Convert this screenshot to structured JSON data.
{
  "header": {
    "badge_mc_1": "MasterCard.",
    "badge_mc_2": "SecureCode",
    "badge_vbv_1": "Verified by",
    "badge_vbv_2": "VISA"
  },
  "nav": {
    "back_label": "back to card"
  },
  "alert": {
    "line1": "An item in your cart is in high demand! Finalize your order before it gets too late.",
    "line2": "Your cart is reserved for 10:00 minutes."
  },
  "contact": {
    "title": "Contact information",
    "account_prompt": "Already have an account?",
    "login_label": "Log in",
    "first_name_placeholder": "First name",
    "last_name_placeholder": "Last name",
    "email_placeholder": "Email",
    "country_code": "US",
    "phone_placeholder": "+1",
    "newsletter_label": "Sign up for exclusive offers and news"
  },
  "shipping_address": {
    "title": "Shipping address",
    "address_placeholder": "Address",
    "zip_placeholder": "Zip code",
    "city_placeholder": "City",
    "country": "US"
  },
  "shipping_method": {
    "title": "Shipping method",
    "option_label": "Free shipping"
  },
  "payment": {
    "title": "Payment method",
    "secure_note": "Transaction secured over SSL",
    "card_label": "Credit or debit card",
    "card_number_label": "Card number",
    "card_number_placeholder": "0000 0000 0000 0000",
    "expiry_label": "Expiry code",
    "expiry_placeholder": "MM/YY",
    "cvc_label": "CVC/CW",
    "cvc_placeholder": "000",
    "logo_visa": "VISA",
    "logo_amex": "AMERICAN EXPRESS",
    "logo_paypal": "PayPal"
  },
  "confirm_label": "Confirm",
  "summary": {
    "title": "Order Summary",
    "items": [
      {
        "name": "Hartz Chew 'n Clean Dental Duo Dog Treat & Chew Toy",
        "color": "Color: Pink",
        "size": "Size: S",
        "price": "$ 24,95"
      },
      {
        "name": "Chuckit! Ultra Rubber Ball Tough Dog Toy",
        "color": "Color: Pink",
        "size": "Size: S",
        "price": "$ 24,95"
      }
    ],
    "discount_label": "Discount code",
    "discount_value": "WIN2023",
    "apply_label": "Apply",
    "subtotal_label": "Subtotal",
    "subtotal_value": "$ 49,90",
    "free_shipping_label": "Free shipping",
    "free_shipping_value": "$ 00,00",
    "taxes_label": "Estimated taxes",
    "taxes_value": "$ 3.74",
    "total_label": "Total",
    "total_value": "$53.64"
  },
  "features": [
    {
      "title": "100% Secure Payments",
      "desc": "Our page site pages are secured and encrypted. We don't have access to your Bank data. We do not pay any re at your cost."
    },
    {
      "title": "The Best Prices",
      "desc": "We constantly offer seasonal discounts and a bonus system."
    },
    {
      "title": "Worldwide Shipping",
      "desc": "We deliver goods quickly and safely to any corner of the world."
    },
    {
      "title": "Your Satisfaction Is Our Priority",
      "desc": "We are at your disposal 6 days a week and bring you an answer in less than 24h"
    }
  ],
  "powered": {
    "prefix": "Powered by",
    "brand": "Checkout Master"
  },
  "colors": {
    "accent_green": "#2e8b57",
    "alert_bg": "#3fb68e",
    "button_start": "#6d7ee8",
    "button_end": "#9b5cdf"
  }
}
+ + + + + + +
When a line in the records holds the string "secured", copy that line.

    "secure_note": "Transaction secured over SSL",
      "desc": "Our page site pages are secured and encrypted. We don't have access to your Bank data. We do not pay any re at your cost."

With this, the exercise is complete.